*Aim of the task*.
Should an entry include a picture, omit the picture and still repeat everything else exactly.

============

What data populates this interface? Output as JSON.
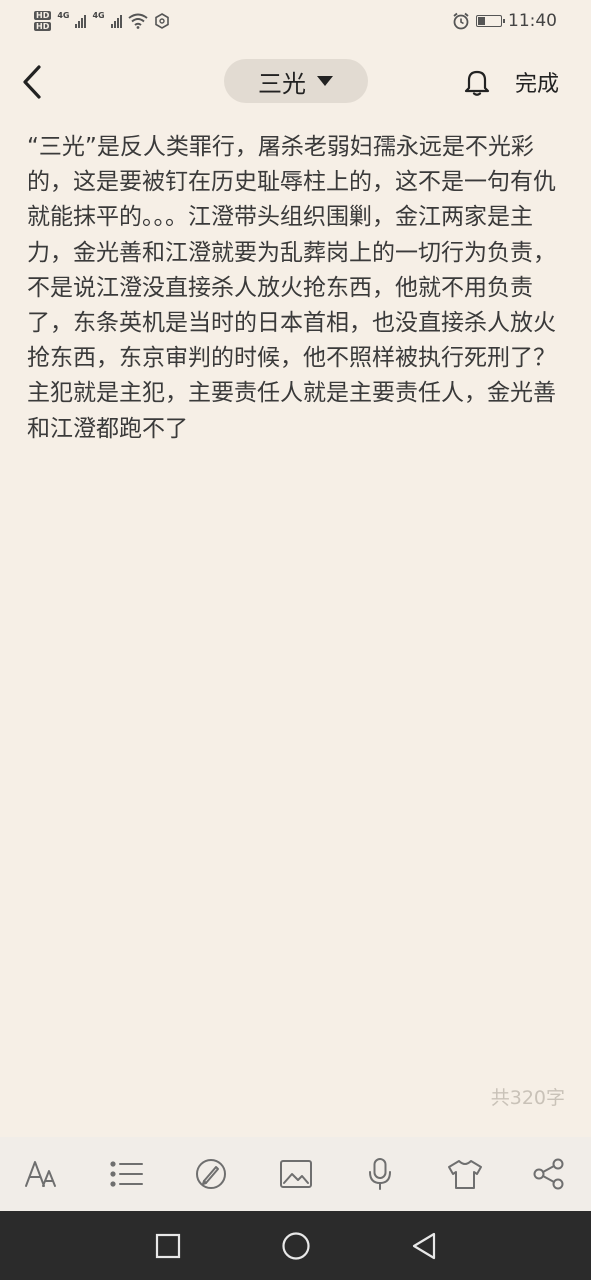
{
  "status_bar": {
    "time": "11:40",
    "hd1": "HD",
    "hd2": "HD",
    "net1": "4G",
    "net2": "4G",
    "battery_level": 0.3,
    "icons": [
      "hd-icon",
      "signal-icon",
      "wifi-icon",
      "nfc-icon",
      "alarm-icon",
      "battery-icon"
    ]
  },
  "header": {
    "back_icon": "chevron-left-icon",
    "title": "三光",
    "title_dropdown_icon": "caret-down-icon",
    "reminder_icon": "bell-icon",
    "done_label": "完成"
  },
  "note": {
    "content": "“三光”是反人类罪行，屠杀老弱妇孺永远是不光彩的，这是要被钉在历史耻辱柱上的，这不是一句有仇就能抹平的。。。江澄带头组织围剿，金江两家是主力，金光善和江澄就要为乱葬岗上的一切行为负责，不是说江澄没直接杀人放火抢东西，他就不用负责了，东条英机是当时的日本首相，也没直接杀人放火抢东西，东京审判的时候，他不照样被执行死刑了？主犯就是主犯，主要责任人就是主要责任人，金光善和江澄都跑不了",
    "char_count": "共320字"
  },
  "toolbar": {
    "items": [
      "text-style-icon",
      "list-icon",
      "sketch-icon",
      "image-icon",
      "microphone-icon",
      "theme-shirt-icon",
      "share-icon"
    ]
  },
  "navbar": {
    "items": [
      "recent-apps-icon",
      "home-icon",
      "back-triangle-icon"
    ]
  },
  "colors": {
    "background": "#f6efe6",
    "title_pill": "#e2dbd2",
    "toolbar_bg": "#f1ede8",
    "navbar_bg": "#2b2b2b",
    "text": "#3a3a3a",
    "muted": "#c9c2b8"
  }
}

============

*Result*.
What data populates this interface? Output as JSON.
{
  "status_bar": {
    "time": "11:40",
    "hd1": "HD",
    "hd2": "HD",
    "net1": "4G",
    "net2": "4G",
    "battery_level": 0.3,
    "icons": [
      "hd-icon",
      "signal-icon",
      "wifi-icon",
      "nfc-icon",
      "alarm-icon",
      "battery-icon"
    ]
  },
  "header": {
    "back_icon": "chevron-left-icon",
    "title": "三光",
    "title_dropdown_icon": "caret-down-icon",
    "reminder_icon": "bell-icon",
    "done_label": "完成"
  },
  "note": {
    "content": "“三光”是反人类罪行，屠杀老弱妇孺永远是不光彩的，这是要被钉在历史耻辱柱上的，这不是一句有仇就能抹平的。。。江澄带头组织围剿，金江两家是主力，金光善和江澄就要为乱葬岗上的一切行为负责，不是说江澄没直接杀人放火抢东西，他就不用负责了，东条英机是当时的日本首相，也没直接杀人放火抢东西，东京审判的时候，他不照样被执行死刑了？主犯就是主犯，主要责任人就是主要责任人，金光善和江澄都跑不了",
    "char_count": "共320字"
  },
  "toolbar": {
    "items": [
      "text-style-icon",
      "list-icon",
      "sketch-icon",
      "image-icon",
      "microphone-icon",
      "theme-shirt-icon",
      "share-icon"
    ]
  },
  "navbar": {
    "items": [
      "recent-apps-icon",
      "home-icon",
      "back-triangle-icon"
    ]
  },
  "colors": {
    "background": "#f6efe6",
    "title_pill": "#e2dbd2",
    "toolbar_bg": "#f1ede8",
    "navbar_bg": "#2b2b2b",
    "text": "#3a3a3a",
    "muted": "#c9c2b8"
  }
}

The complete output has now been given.